BobCarriesOn editor-in-chief Bob Payne has never jumped from an airplane with a carry-on bag, containing ransom money.
Following the TSA’s recent announcement of “enhanced security measures” that include a more invasive pat down, the media has responded in the strongest terms possible. Which is to say that the National Public Radio show Wait Wait . . . Don’t Tell Me has issued an enhanced put-down.
Asked to name the next change that will make air travel even worse, a panelist on the show predicted: “Buyers of the new super saver economy no-frills tickets will have to pat down each other.”
Now, it may just be us, but we think many fliers would consider the opportunity to pat down other passengers a perk. One that might well encourage them to choose the most no-frills option over others, and more than make up for having to pay for access to an exit row in the event of an emergency.
Perv Perks, the class could be called. Which is certainly more respectable sounding, in the airline world, than Basic Economy.
Of course we also think the airlines would soon enough see Perv Perks as a new add-on fee opportunity, and start charging extra for the service. No doubt, there would be a fee scale based on the level of invasiveness allowed, perhaps with the most expensive option — Perv Premium — permitting you to keep any weapons or other objects the pat down uncovered.
What do you think? How much extra would you pay to pat down other passengers? How about if it were gloves-optional? Would you pay extra to have another passenger pat you down?
And what can you imagine as the next thing after more invasive pat-downs to make airline travel even worse?
Bob Payne, who is the editor in chief of the travel humor site BobCarriesOn, is often considered to be ahead of the curve on all travel-related issues. In fact, he has already been reprimanded twice by TSA authorities for attempting to pat down fellow passengers.
It is increasingly clear that the main role of the airline industry is no longer to provide air transportation but to identify ancillary fees that can become profit centers.
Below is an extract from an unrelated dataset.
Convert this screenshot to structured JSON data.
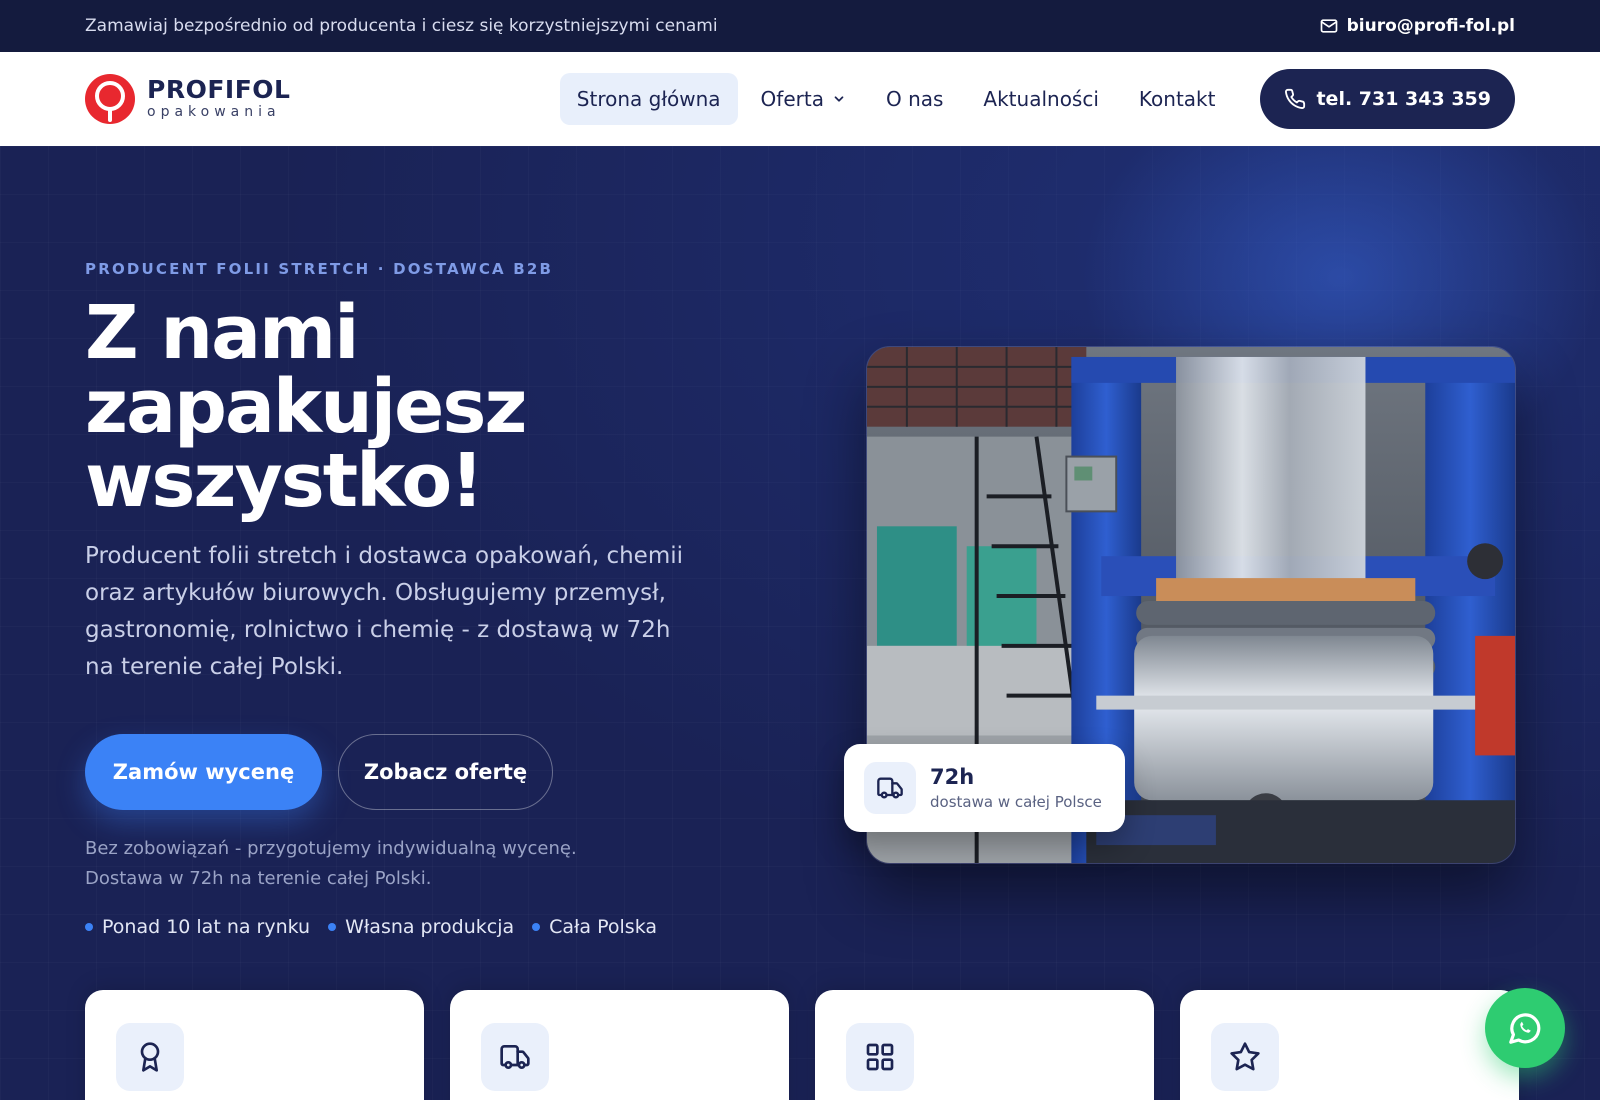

The inevitable result, some industry observers believe, is that airlines will soon begin charging pilots for cockpit seat selection.
BobCarriesOn is opposed to this possibility.
By tradition, commercial airliners typically have two or three qualified pilots in the cockpit: the captain, who sits in the left-hand seat, the first officer, who sits in the right, and — if one is aboard — the flight engineer, who sits wherever is convenient should a flight attendant need help getting a malfunctioning overhead bin to close.
This seating arrangement is based on seniority, and because it clearly indicates where in the cockpit the most experienced pilot is to be found, it has long served the flying community well. However, fee-based seat selection would mean that any cockpit crewmember could claim the role of captain simply by booking early, and being willing to pay the extra fee.
We believe the safety issues that cockpit fee-based seat selection might raise far outweigh any bottom-line benefit to the airline and should be avoided except in special cases, such as when an airline’s profitability sinks below a level acceptable to its board of directors.
We have listened to the argument of supporters of cockpit seat selection. Which is that with the increasing level of aircraft automation, and the rising cost of aircraft operation, it makes economic sense to charge an ancillary fee for seats whose occupants no longer have any real role other than to act as authority figures until land-side law enforcement can arrive to remove disruptive passengers from a flight.
Our concern, though, is that if cockpit crewmembers are not treated with the respect they feel their seniority and experience have earned them, it will be disruptive pilots that law enforcement is having to remove.
Bob Payne's travel news and advice since before Columbus landed at Plymouth Rock.